[Dataset rows for apps and sites]
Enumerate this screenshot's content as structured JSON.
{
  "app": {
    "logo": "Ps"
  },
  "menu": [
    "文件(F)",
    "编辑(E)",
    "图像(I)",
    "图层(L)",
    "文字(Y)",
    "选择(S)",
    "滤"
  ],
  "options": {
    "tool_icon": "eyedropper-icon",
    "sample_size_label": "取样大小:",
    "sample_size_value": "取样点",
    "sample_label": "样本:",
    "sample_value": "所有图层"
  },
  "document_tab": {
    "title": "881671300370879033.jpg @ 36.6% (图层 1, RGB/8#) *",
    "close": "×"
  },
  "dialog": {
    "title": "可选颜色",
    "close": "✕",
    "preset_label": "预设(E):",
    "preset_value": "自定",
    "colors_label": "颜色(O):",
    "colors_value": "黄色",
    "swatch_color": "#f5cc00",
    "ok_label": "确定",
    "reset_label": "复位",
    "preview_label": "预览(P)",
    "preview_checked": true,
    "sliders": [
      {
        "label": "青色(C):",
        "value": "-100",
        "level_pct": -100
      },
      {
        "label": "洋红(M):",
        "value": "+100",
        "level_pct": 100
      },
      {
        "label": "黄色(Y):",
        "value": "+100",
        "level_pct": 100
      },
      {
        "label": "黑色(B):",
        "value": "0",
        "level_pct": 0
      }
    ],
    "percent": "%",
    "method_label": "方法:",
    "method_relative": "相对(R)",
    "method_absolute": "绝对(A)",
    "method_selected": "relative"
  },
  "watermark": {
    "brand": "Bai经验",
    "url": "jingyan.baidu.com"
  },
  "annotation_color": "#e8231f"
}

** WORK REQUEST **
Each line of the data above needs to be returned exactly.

** RESPONSE FOR THIS EXERCISE **
Enumerate this screenshot's content as structured JSON.
{
  "app": {
    "logo": "Ps"
  },
  "menu": [
    "文件(F)",
    "编辑(E)",
    "图像(I)",
    "图层(L)",
    "文字(Y)",
    "选择(S)",
    "滤"
  ],
  "options": {
    "tool_icon": "eyedropper-icon",
    "sample_size_label": "取样大小:",
    "sample_size_value": "取样点",
    "sample_label": "样本:",
    "sample_value": "所有图层"
  },
  "document_tab": {
    "title": "881671300370879033.jpg @ 36.6% (图层 1, RGB/8#) *",
    "close": "×"
  },
  "dialog": {
    "title": "可选颜色",
    "close": "✕",
    "preset_label": "预设(E):",
    "preset_value": "自定",
    "colors_label": "颜色(O):",
    "colors_value": "黄色",
    "swatch_color": "#f5cc00",
    "ok_label": "确定",
    "reset_label": "复位",
    "preview_label": "预览(P)",
    "preview_checked": true,
    "sliders": [
      {
        "label": "青色(C):",
        "value": "-100",
        "level_pct": -100
      },
      {
        "label": "洋红(M):",
        "value": "+100",
        "level_pct": 100
      },
      {
        "label": "黄色(Y):",
        "value": "+100",
        "level_pct": 100
      },
      {
        "label": "黑色(B):",
        "value": "0",
        "level_pct": 0
      }
    ],
    "percent": "%",
    "method_label": "方法:",
    "method_relative": "相对(R)",
    "method_absolute": "绝对(A)",
    "method_selected": "relative"
  },
  "watermark": {
    "brand": "Bai经验",
    "url": "jingyan.baidu.com"
  },
  "annotation_color": "#e8231f"
}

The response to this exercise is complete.